Annotation: This book focuses on clinical application of current knowledge on adolescent pregnancy emphasizing assessment, management, counseling approaches, and strategies to promote dietary change and adequate weight gain. It is written for health professionals and educators involved in the care of pregnant adolescents. Topics covered include adolescent development, nutritional needs and eating behavior, nutrition assessment, interviewing, counseling, prenatal education, and postpartum care.
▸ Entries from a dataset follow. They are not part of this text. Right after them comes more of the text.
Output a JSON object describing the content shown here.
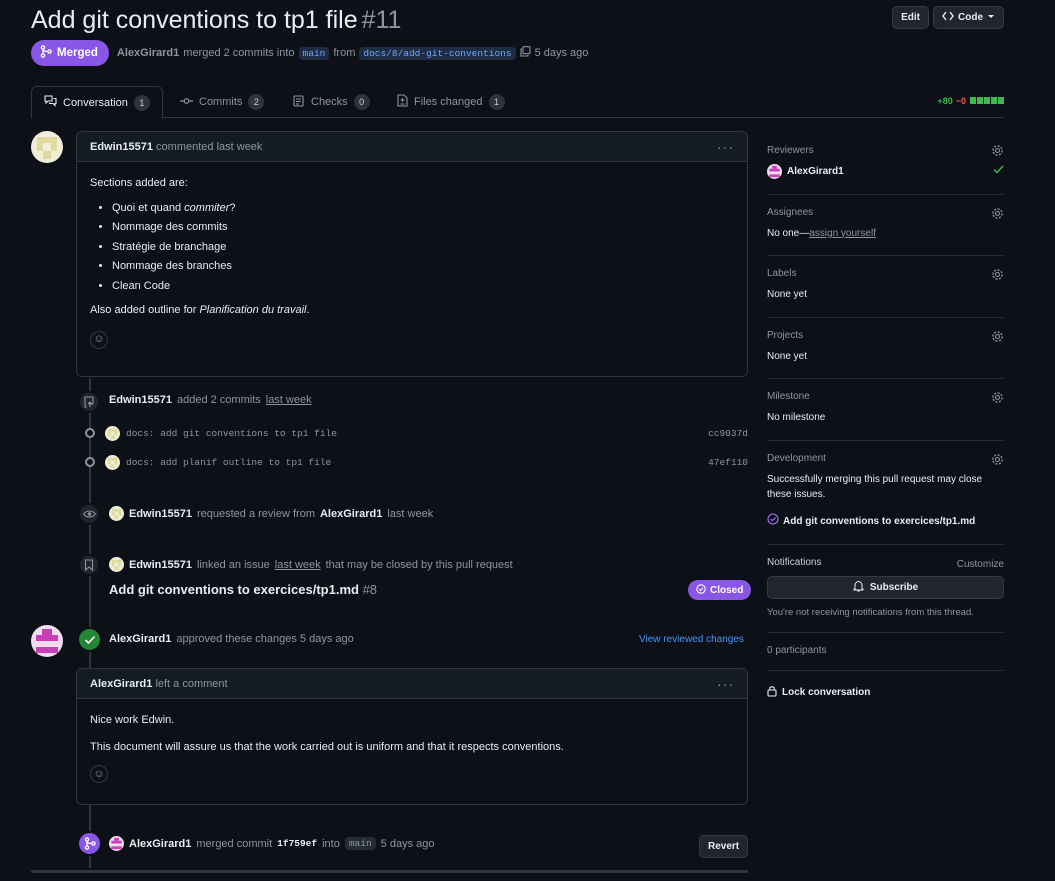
{
  "header": {
    "title": "Add git conventions to tp1 file",
    "number": "#11",
    "edit_label": "Edit",
    "code_label": "Code"
  },
  "state": {
    "badge": "Merged",
    "author": "AlexGirard1",
    "merged_text": "merged 2 commits into",
    "base_branch": "main",
    "from_text": "from",
    "head_branch": "docs/8/add-git-conventions",
    "time": "5 days ago"
  },
  "tabs": [
    {
      "label": "Conversation",
      "count": "1"
    },
    {
      "label": "Commits",
      "count": "2"
    },
    {
      "label": "Checks",
      "count": "0"
    },
    {
      "label": "Files changed",
      "count": "1"
    }
  ],
  "diffstat": {
    "additions": "+80",
    "deletions": "−0"
  },
  "comment1": {
    "author": "Edwin15571",
    "action": "commented last week",
    "intro": "Sections added are:",
    "item1_pre": "Quoi et quand ",
    "item1_em": "commiter",
    "item1_post": "?",
    "items": [
      "Nommage des commits",
      "Stratégie de branchage",
      "Nommage des branches",
      "Clean Code"
    ],
    "outro_pre": "Also added outline for ",
    "outro_em": "Planification du travail",
    "outro_post": "."
  },
  "commits_event": {
    "author": "Edwin15571",
    "action": "added 2 commits",
    "time": "last week",
    "commits": [
      {
        "message": "docs: add git conventions to tp1 file",
        "sha": "cc9037d"
      },
      {
        "message": "docs: add planif outline to tp1 file",
        "sha": "47ef110"
      }
    ]
  },
  "review_request": {
    "author": "Edwin15571",
    "action": "requested a review from",
    "reviewer": "AlexGirard1",
    "time": "last week"
  },
  "linked_issue": {
    "author": "Edwin15571",
    "action_pre": "linked an issue",
    "time": "last week",
    "action_post": "that may be closed by this pull request",
    "issue_title": "Add git conventions to exercices/tp1.md",
    "issue_number": "#8",
    "status": "Closed"
  },
  "approval": {
    "author": "AlexGirard1",
    "action": "approved these changes 5 days ago",
    "view_link": "View reviewed changes"
  },
  "comment2": {
    "author": "AlexGirard1",
    "action": "left a comment",
    "line1": "Nice work Edwin.",
    "line2": "This document will assure us that the work carried out is uniform and that it respects conventions."
  },
  "merge_event": {
    "author": "AlexGirard1",
    "action": "merged commit",
    "sha": "1f759ef",
    "into": "into",
    "branch": "main",
    "time": "5 days ago",
    "revert_label": "Revert"
  },
  "sidebar": {
    "reviewers_title": "Reviewers",
    "reviewer": "AlexGirard1",
    "assignees_title": "Assignees",
    "assignees_none": "No one—",
    "assign_yourself": "assign yourself",
    "labels_title": "Labels",
    "labels_value": "None yet",
    "projects_title": "Projects",
    "projects_value": "None yet",
    "milestone_title": "Milestone",
    "milestone_value": "No milestone",
    "development_title": "Development",
    "development_text": "Successfully merging this pull request may close these issues.",
    "development_issue": "Add git conventions to exercices/tp1.md",
    "notifications_title": "Notifications",
    "customize": "Customize",
    "subscribe": "Subscribe",
    "notif_text": "You're not receiving notifications from this thread.",
    "participants": "0 participants",
    "lock": "Lock conversation"
  },
  "colors": {
    "merged": "#8957e5",
    "link": "#4493f8",
    "approved": "#238636",
    "add": "#3fb950",
    "del": "#f85149"
  }
}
Contact: University of Minnesota School of Public Health, Division of Epidemiology and Community Health, West Bank Office Building, 1300 S. Second Street, Suite 300, Minneapolis, MN 55454-1015, Telephone: (612) 624-1818 Fax: (612) 624-0315 Contact E-mail: kosiak@epi.umn.edu Web Site: http://sph.umn.edu/epi Available from the website. Document Number: HRSA Info. Ctr. MCHM035.

Keywords: Adolescent development, Adolescent pregnancy, Eating behaviors, Feeding disorders, Interviews, Nutrition, Nutrition assessment, Postpartum care, Pregnancy counseling, Pregnancy outcome, Pregnant adolescents, Prenatal education
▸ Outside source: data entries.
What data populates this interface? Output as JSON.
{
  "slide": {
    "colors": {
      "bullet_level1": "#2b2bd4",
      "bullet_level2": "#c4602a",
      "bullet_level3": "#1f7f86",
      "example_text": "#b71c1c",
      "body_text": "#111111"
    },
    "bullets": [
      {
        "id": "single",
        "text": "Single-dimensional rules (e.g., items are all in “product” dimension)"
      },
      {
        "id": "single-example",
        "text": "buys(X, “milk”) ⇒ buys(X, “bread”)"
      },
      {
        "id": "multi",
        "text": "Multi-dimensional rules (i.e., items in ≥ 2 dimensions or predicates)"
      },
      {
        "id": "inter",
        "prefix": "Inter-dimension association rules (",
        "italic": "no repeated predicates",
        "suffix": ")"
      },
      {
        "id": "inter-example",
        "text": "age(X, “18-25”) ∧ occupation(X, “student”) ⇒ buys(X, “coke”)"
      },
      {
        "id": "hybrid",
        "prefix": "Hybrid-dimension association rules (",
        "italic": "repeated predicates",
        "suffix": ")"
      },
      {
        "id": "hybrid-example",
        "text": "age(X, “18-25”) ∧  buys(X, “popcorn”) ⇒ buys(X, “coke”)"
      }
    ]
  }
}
Schietinger H, Sawyer M, Futterman D, Rudy B. 1999. Helping adolescents with HIV adhere to HAART. [Rockville, MD]: U.S. Health Resources and Services Administration, HIV/AIDS Bureau, 74 pp.

Annotation: The purpose of this monograph is to enable clinicians to assist adolescents living with HIV to adhere to the complex regimens of highly active antiretroviral therapies (HAART). It outlines a series of strategies and techniques with which clinicians can tailor antiretroviral regimens to adolescents' individual requirements, address the obstacles to adherence in their lives, provide them with opportunities to practice medicine-taking behaviors, and give them continuing support when they finally initiate HAART. Chapter topics include: creating the context for adherence; the five stages of behavioral change -- precontemplation, contemplation, preparation, action and maintenance, and relapse; and recommendations for assisting with adherence to HAART. A list of references as well as a selected bibliography are included. The appendices provide a summary of the principles of HAART; medical treatment with HAART; sample HAART regimens; and contacts for the Adolescent Medicine HIV/AIDS Research Network. The monograph was written for the Adolescent Medicine HIV/AIDS Research Network.
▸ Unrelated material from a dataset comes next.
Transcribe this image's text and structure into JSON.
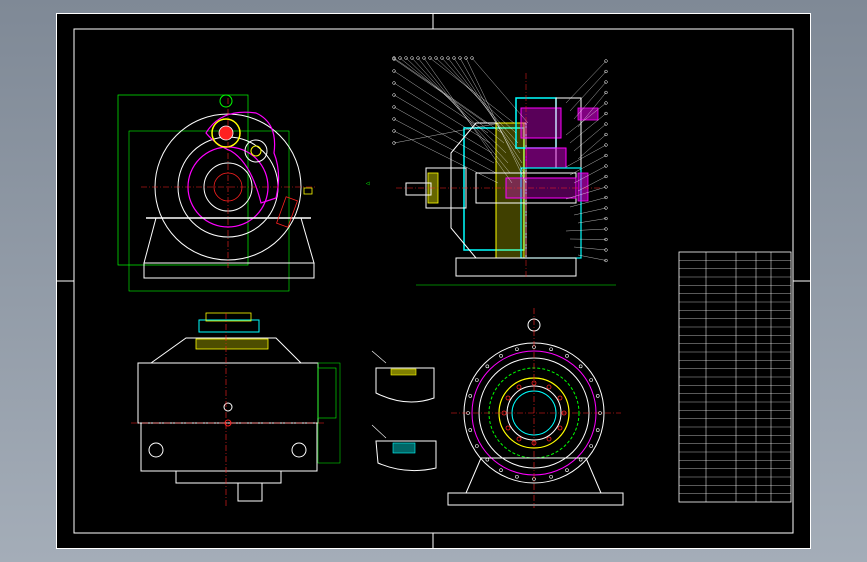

Contact: U.S. Health Resources and Services Administration, 5600 Fishers Lane, Rockville, MD 20857, Telephone: (888) 275-4772 Secondary Telephone: (877) 464-4772 Fax: (301) 443-1246 E-mail: ask@hrsa.gov Web Site: http://www.hrsa.gov Available from the website.

Keywords: Adolescent behaviors, Adolescent health programs, Adolescents, HIV, Patient care management, Therapeutics

   

This project is supported by the Health Resources and Services Administration (HRSA) of the U.S. Department of Health and Human Services (HHS) under grant number U02MC31613, MCH Advanced Education Policy, $3.5 M. This information or content and conclusions are those of the author and should not be construed as the official position or policy of, nor should any endorsements be inferred by HRSA, HHS or the U.S. Government.